29 November 2014
There's this service Parse which I've been meaning to try out for a while now, but haven't gotten to it until recently.
Even going into the project, I wasn't aware of just how awesome Parse is. As someone who has been and currently is developing backend systems for a startup company, if we had to do it all again, Parse looks very appealing. From my experience so far, I'll just be talking about the Parse Core, which is a bunch of services and features that significantly reduce the effort and time it would take to spin up and maintain servers. This means you can create databases, APIs, background jobs, etc. with ease.
My original goal for a project was to make some sort of password manager that I could trust to hold my sensitive data. This was something I've wanted to do ever since I found out that my dad was storing passwords inside his computer's contacts app. If nothing more than to give him some more structure, this could also be an opportunity to build a web app with a secure database.
Initially, we set up a Python server using Flask, which was hosted on a Raspberry Pi in the house. I don't think this was a bad solution at all -- we even made a nifty interface to view and edit the entries. I was looking to go a little bit bigger though and from what I have heard of Parse, I knew it could be done, but I wasn't quite sure how we would go about it.
After diving into some research, I learned about Parse Hosting, which really blew my mind. Setting up the development environment is one command which simply downloads your app's current "Cloud Code Directory". You make the associated changes to that code in the directory, then with another one line command, deploy your changes to Parse's hosting machines. You can specify a custom subdomain for your app in the settings, then load up your page in a browser. What I enjoy probably the most, is the simplicity of these Cloud Code Directories -- they're as simple as they need to be, which means you're almost exclusively focusing on functionality, while they worrying about the rest of the system.
I started off by attempting to replicate what we were doing in the home Python server. Parse Hosting takes advantage of the Express framework which I fortunately have had some experience with, but more importantly, it meant we could dynamically render pages, which like Flask, allows for pretty simple ways of making GUIs. I'm not a front end engineer and that probably shows in the design of my blog, but the page rendering was familiar and came pretty quickly.
Next up was a focus on where the data would be stored and how we would access it. Before, we were using some encryption with a SQL database, which was pretty easy to work with and gave us a good amount of freedom. One of the more challenging aspects of this project was learning how to correctly work with Parse's data. It was nothing more than some additional research, yet that additional complexity of the way they Parse handles it's data came with some features that ended up being beneficial. For example, there's no need to know what machine your data is on, or where it in in the filesystem. It may sounds like something small, but I think anyone who has worked with larger data sets before will appreciate making a general request for their data and trusting that it'll get to them -- just one less thing to keep track of.
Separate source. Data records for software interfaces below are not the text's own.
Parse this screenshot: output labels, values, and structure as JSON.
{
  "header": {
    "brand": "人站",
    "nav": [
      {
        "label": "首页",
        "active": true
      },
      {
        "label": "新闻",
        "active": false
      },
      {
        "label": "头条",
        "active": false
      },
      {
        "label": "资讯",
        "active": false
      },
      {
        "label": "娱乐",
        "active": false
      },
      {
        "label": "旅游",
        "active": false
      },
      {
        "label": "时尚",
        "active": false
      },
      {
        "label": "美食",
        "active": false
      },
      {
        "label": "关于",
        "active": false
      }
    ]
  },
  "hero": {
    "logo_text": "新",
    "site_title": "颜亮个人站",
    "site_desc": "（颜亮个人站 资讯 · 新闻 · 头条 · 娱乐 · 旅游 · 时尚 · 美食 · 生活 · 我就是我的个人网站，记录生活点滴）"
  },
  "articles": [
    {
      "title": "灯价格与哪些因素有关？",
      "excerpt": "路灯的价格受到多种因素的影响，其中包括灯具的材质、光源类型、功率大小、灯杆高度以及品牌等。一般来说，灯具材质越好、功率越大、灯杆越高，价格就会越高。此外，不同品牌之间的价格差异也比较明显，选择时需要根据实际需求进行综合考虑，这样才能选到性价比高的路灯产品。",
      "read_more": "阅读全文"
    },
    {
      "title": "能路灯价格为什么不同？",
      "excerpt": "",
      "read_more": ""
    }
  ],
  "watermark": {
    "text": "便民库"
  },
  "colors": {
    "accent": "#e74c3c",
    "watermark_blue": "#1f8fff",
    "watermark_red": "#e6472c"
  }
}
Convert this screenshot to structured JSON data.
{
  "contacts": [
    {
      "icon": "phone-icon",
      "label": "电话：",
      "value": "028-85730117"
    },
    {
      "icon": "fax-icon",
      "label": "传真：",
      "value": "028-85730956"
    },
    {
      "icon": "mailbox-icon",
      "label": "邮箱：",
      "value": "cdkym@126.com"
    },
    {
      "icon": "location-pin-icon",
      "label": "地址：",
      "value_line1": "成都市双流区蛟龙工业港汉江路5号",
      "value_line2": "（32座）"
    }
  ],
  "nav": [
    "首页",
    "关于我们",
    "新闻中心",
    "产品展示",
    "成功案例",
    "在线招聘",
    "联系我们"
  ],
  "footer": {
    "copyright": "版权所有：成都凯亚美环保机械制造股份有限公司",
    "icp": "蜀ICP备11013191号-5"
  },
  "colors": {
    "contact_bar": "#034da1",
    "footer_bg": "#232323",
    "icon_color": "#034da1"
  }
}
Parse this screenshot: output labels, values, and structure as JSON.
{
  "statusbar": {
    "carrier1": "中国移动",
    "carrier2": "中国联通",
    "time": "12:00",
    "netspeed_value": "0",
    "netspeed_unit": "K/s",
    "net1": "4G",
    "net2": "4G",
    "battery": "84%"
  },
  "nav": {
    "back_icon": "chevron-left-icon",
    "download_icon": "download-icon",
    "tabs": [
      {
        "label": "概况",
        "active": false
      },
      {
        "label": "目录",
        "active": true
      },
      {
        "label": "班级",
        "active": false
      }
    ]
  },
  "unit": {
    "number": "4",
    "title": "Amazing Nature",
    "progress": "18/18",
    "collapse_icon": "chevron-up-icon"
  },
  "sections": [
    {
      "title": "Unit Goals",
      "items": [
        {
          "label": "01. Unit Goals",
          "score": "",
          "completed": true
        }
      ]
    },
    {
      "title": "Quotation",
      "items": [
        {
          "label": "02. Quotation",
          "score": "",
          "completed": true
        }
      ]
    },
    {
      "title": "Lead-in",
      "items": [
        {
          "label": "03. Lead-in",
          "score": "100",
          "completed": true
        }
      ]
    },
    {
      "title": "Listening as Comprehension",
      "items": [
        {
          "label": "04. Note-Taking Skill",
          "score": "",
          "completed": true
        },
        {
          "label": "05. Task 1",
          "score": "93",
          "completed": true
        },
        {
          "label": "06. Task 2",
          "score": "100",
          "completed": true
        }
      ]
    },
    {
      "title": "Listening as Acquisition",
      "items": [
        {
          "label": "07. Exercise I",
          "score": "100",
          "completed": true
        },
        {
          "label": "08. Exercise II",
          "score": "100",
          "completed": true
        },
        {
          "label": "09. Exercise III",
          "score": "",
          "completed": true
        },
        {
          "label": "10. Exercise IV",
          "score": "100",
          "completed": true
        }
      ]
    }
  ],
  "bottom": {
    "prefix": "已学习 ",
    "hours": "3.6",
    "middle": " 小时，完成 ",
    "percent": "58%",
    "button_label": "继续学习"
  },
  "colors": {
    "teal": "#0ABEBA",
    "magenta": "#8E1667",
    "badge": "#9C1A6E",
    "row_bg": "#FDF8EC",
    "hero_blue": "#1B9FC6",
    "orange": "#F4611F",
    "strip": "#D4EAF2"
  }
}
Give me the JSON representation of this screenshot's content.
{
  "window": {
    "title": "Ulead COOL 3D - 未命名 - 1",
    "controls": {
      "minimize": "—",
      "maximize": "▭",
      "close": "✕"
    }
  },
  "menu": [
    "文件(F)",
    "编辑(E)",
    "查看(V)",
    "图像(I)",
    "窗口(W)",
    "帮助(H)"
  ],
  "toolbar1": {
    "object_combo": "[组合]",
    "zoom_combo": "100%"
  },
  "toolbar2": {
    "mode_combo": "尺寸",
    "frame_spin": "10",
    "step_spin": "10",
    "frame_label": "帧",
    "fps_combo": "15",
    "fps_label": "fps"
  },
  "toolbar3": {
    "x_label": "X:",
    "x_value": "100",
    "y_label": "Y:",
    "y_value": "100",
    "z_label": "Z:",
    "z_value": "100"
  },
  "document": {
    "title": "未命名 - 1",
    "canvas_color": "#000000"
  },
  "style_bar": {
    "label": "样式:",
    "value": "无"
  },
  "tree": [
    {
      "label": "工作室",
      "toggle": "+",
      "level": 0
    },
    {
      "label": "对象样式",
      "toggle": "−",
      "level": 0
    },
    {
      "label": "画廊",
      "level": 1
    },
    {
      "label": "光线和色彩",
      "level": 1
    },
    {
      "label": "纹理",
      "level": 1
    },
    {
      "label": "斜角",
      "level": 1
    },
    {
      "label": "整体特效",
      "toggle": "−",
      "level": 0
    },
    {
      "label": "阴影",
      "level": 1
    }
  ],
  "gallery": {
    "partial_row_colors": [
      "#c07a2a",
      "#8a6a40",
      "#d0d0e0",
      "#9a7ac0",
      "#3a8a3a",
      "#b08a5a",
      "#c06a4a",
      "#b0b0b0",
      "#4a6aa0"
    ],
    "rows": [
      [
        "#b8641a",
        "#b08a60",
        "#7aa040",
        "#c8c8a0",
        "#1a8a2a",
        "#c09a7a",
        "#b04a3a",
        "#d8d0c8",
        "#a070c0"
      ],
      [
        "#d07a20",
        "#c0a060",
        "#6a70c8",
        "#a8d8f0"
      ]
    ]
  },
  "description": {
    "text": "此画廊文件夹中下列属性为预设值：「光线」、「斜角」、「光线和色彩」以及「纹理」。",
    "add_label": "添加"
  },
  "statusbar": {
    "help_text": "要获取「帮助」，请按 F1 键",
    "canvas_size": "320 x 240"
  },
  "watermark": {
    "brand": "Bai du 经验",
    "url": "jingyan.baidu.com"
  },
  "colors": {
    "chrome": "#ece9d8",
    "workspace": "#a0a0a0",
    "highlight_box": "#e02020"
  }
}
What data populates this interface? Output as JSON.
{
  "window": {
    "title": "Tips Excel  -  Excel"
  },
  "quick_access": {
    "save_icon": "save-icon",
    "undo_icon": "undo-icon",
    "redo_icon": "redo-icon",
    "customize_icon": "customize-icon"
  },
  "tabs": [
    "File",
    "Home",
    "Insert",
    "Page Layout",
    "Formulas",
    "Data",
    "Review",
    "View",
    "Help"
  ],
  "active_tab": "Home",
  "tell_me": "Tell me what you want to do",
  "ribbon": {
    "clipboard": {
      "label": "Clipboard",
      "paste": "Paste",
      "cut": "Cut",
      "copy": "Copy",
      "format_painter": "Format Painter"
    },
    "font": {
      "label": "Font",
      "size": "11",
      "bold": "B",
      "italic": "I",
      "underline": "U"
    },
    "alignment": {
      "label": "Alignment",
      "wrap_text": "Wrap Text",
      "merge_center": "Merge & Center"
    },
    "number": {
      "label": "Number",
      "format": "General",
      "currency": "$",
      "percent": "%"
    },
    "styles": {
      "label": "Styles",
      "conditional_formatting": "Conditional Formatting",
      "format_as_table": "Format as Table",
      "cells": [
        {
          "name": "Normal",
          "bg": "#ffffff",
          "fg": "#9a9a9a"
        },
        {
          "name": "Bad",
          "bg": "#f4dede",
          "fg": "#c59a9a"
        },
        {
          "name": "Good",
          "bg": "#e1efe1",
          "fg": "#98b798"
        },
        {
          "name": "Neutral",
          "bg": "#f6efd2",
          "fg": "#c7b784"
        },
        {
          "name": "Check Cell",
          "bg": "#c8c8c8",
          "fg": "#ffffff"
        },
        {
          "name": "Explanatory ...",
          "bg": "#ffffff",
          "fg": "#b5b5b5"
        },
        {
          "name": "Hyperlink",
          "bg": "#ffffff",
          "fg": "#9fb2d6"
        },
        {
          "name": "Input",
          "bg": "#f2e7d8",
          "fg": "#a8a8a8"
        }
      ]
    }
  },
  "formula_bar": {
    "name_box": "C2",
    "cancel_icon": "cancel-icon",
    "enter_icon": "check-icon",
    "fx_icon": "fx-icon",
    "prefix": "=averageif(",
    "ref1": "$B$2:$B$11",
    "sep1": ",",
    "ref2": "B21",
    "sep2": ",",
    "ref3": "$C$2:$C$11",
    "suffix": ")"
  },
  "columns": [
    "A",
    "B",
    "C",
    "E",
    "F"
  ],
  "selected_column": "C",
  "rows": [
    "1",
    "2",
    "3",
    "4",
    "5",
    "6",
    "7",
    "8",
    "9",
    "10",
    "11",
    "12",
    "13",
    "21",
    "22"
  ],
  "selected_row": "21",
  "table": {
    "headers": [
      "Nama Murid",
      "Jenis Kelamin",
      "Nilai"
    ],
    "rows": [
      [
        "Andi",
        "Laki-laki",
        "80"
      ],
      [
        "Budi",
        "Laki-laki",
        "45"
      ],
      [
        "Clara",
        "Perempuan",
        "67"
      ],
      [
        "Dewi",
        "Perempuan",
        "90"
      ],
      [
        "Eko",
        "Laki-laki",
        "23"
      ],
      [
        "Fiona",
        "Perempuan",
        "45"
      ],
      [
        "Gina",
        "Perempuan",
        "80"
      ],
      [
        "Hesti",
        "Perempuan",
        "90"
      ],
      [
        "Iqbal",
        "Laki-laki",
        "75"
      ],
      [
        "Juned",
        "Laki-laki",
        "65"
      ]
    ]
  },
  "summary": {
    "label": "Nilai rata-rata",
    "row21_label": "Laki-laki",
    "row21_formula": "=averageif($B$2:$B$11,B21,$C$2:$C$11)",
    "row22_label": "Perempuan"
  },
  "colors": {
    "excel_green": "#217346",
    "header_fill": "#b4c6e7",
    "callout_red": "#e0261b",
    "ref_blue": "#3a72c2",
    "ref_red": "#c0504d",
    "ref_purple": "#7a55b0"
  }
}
We also took advantage of the Access Control Lists, which is their way of restricting the users and groups that have access a particular object in the database. For our password manager example, we were able to specify that passwords can only be accessed by the user that created it. That was something that I overlooked before, since it was just my dad and I using the app, but now the passwords are much more locked down.
One aspect that I did not expect to be as easy and simple as it was, happened to be HTTPS requiring a simple paste of two lines of code. Yes, HTTPS isn't the end all in terms of being secure, but it's not bad to have. In terms of the security of the rest of the app? Well, Parse has written over and over again that they deem themselves secure or at least on a good path, but there's someone to argue those things.
In my mind, just to be safe, I'm only going to use this as a coding exercise. I won't suggest anyone stores their banking account information on it, but I want to open it up as some example code implementing some of Parse's tools. I think looking at other people's work to build a basis of understanding is often the best way to learn. So if there's anyone interested in taking a look at the code or incorporating anything from it, I've hosted it on GitHub here.
In all, from knowing almost nothing about how their services work, to having a working web app took a few hours. Even considering the smaller size of this project, I was able to save time and effort relative to the time it would take to producing the same result independently. When you realize that virtually all company starting up these days will require some web service and/or computing power, Parse is looking like a desirable alternative.